- Data for this task:
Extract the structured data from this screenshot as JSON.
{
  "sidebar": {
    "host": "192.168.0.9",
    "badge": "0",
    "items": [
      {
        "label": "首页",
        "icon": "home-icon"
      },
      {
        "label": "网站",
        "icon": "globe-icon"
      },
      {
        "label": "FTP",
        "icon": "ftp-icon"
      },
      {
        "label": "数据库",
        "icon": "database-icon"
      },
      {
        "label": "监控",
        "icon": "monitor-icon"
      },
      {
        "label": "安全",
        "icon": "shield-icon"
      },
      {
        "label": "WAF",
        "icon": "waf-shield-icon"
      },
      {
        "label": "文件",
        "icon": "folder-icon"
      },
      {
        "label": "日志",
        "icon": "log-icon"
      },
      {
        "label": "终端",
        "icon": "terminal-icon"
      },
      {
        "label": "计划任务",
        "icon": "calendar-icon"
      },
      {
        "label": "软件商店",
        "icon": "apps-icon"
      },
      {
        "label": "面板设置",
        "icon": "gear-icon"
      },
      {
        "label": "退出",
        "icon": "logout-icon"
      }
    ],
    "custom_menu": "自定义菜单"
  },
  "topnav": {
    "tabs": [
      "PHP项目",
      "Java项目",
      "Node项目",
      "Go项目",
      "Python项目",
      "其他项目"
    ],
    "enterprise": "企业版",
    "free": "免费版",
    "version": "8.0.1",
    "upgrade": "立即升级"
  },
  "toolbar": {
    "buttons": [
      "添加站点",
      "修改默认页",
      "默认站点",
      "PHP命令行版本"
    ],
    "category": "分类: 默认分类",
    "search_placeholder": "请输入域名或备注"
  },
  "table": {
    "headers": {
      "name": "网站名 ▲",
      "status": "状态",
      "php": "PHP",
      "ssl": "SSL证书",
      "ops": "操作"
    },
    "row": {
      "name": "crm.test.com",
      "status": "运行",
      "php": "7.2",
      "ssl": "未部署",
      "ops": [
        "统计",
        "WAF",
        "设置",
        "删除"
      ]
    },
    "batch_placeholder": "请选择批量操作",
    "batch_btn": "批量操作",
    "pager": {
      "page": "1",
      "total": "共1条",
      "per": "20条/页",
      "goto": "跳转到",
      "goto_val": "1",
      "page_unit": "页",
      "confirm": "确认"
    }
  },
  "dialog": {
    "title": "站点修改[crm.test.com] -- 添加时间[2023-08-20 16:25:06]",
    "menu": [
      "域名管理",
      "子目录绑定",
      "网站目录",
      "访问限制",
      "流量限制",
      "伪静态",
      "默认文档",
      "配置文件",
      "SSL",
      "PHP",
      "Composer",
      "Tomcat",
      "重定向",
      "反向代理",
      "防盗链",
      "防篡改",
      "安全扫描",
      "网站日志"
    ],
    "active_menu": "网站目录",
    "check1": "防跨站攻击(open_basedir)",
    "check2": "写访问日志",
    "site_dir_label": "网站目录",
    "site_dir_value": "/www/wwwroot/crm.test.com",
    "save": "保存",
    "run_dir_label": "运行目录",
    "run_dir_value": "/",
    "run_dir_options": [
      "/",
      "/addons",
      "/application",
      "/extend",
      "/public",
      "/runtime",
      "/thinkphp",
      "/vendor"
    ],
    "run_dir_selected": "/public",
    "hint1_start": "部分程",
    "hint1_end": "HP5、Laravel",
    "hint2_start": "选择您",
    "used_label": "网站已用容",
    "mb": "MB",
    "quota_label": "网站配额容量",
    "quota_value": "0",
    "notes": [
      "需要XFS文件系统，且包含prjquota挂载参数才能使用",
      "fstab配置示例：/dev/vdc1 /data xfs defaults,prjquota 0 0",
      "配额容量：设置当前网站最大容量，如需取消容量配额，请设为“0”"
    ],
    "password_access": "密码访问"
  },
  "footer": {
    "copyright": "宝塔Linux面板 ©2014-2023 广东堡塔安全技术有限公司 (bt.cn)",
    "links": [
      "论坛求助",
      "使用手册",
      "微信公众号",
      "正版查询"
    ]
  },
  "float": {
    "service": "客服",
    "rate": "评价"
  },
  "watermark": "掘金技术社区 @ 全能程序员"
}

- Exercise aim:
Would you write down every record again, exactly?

- Reply:
Extract the structured data from this screenshot as JSON.
{
  "sidebar": {
    "host": "192.168.0.9",
    "badge": "0",
    "items": [
      {
        "label": "首页",
        "icon": "home-icon"
      },
      {
        "label": "网站",
        "icon": "globe-icon"
      },
      {
        "label": "FTP",
        "icon": "ftp-icon"
      },
      {
        "label": "数据库",
        "icon": "database-icon"
      },
      {
        "label": "监控",
        "icon": "monitor-icon"
      },
      {
        "label": "安全",
        "icon": "shield-icon"
      },
      {
        "label": "WAF",
        "icon": "waf-shield-icon"
      },
      {
        "label": "文件",
        "icon": "folder-icon"
      },
      {
        "label": "日志",
        "icon": "log-icon"
      },
      {
        "label": "终端",
        "icon": "terminal-icon"
      },
      {
        "label": "计划任务",
        "icon": "calendar-icon"
      },
      {
        "label": "软件商店",
        "icon": "apps-icon"
      },
      {
        "label": "面板设置",
        "icon": "gear-icon"
      },
      {
        "label": "退出",
        "icon": "logout-icon"
      }
    ],
    "custom_menu": "自定义菜单"
  },
  "topnav": {
    "tabs": [
      "PHP项目",
      "Java项目",
      "Node项目",
      "Go项目",
      "Python项目",
      "其他项目"
    ],
    "enterprise": "企业版",
    "free": "免费版",
    "version": "8.0.1",
    "upgrade": "立即升级"
  },
  "toolbar": {
    "buttons": [
      "添加站点",
      "修改默认页",
      "默认站点",
      "PHP命令行版本"
    ],
    "category": "分类: 默认分类",
    "search_placeholder": "请输入域名或备注"
  },
  "table": {
    "headers": {
      "name": "网站名 ▲",
      "status": "状态",
      "php": "PHP",
      "ssl": "SSL证书",
      "ops": "操作"
    },
    "row": {
      "name": "crm.test.com",
      "status": "运行",
      "php": "7.2",
      "ssl": "未部署",
      "ops": [
        "统计",
        "WAF",
        "设置",
        "删除"
      ]
    },
    "batch_placeholder": "请选择批量操作",
    "batch_btn": "批量操作",
    "pager": {
      "page": "1",
      "total": "共1条",
      "per": "20条/页",
      "goto": "跳转到",
      "goto_val": "1",
      "page_unit": "页",
      "confirm": "确认"
    }
  },
  "dialog": {
    "title": "站点修改[crm.test.com] -- 添加时间[2023-08-20 16:25:06]",
    "menu": [
      "域名管理",
      "子目录绑定",
      "网站目录",
      "访问限制",
      "流量限制",
      "伪静态",
      "默认文档",
      "配置文件",
      "SSL",
      "PHP",
      "Composer",
      "Tomcat",
      "重定向",
      "反向代理",
      "防盗链",
      "防篡改",
      "安全扫描",
      "网站日志"
    ],
    "active_menu": "网站目录",
    "check1": "防跨站攻击(open_basedir)",
    "check2": "写访问日志",
    "site_dir_label": "网站目录",
    "site_dir_value": "/www/wwwroot/crm.test.com",
    "save": "保存",
    "run_dir_label": "运行目录",
    "run_dir_value": "/",
    "run_dir_options": [
      "/",
      "/addons",
      "/application",
      "/extend",
      "/public",
      "/runtime",
      "/thinkphp",
      "/vendor"
    ],
    "run_dir_selected": "/public",
    "hint1_start": "部分程",
    "hint1_end": "HP5、Laravel",
    "hint2_start": "选择您",
    "used_label": "网站已用容",
    "mb": "MB",
    "quota_label": "网站配额容量",
    "quota_value": "0",
    "notes": [
      "需要XFS文件系统，且包含prjquota挂载参数才能使用",
      "fstab配置示例：/dev/vdc1 /data xfs defaults,prjquota 0 0",
      "配额容量：设置当前网站最大容量，如需取消容量配额，请设为“0”"
    ],
    "password_access": "密码访问"
  },
  "footer": {
    "copyright": "宝塔Linux面板 ©2014-2023 广东堡塔安全技术有限公司 (bt.cn)",
    "links": [
      "论坛求助",
      "使用手册",
      "微信公众号",
      "正版查询"
    ]
  },
  "float": {
    "service": "客服",
    "rate": "评价"
  },
  "watermark": "掘金技术社区 @ 全能程序员"
}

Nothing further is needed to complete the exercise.